Some trusts require “income” to be distributed to a beneficiary each year. How is trust accounting income calculated? Trust “accounting” income is not necessarily trust “taxable” income. Interest (including tax exempt interest), dividends and rents are trust accounting income. Capital gain income is not trust accounting income – it is principal. Corporate/partnership LLC distributions typically are trust accounting income. The K-1 items, however, are not usually regarded as trust accounting income. Trust expenses are generally allocated one-half to income and one-half to principal. Thus, it is important that trustees calculate net trust accounting income correctly where the trust specifically calls for distributions of such income. Otherwise, beneficiaries can be overpaid or underpaid and lawsuits can result.

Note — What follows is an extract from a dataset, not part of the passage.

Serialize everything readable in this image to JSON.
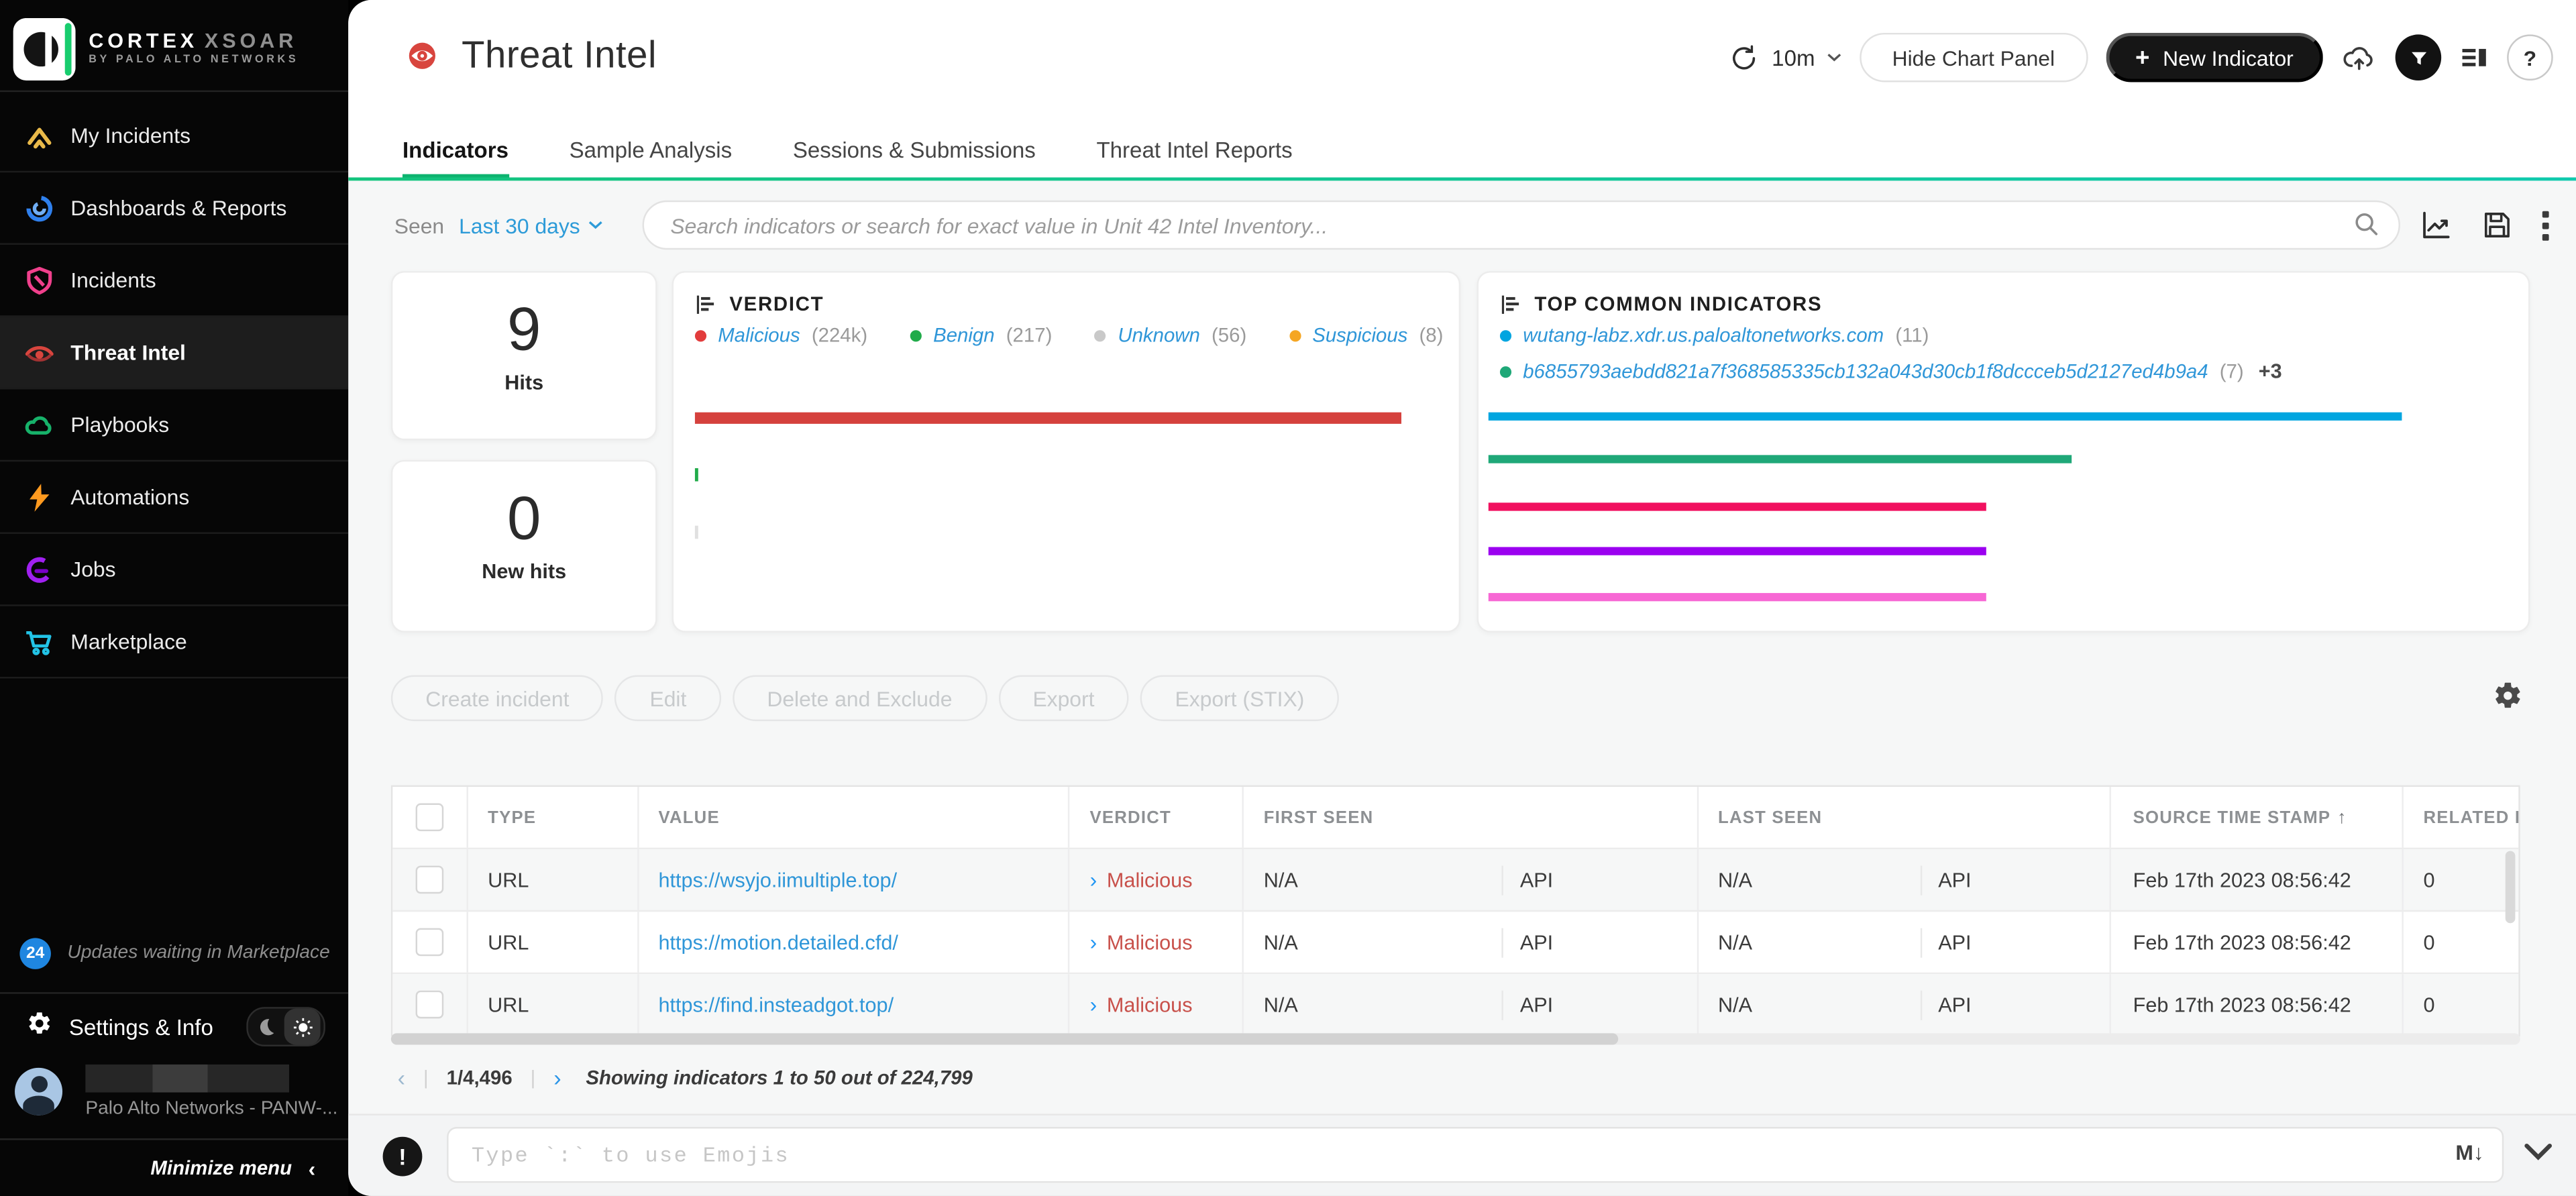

Tax Returns

If a trust is required to file a tax return, it is the trustee who is responsible. Some trusts are not required to file a tax return (e.g., trusts with no income such as a life insurance trust and trusts that are “grantor” trusts for federal income tax purposes).

Conclusion

It is very important that trustees know what their responsibilities and risks are before agreeing to serve. Trustees should consider numerous factors in order to avoid liability.

About the Author
Jay Benjamin is a partner in Katz, Sapper & Miller’s Tax Services Group. Jay’s responsibilities include tax planning for individuals, estates, trusts, exempt organizations and business entities. He works in the areas of estate planning, fiduciary income tax, exempt organizations and employee benefits.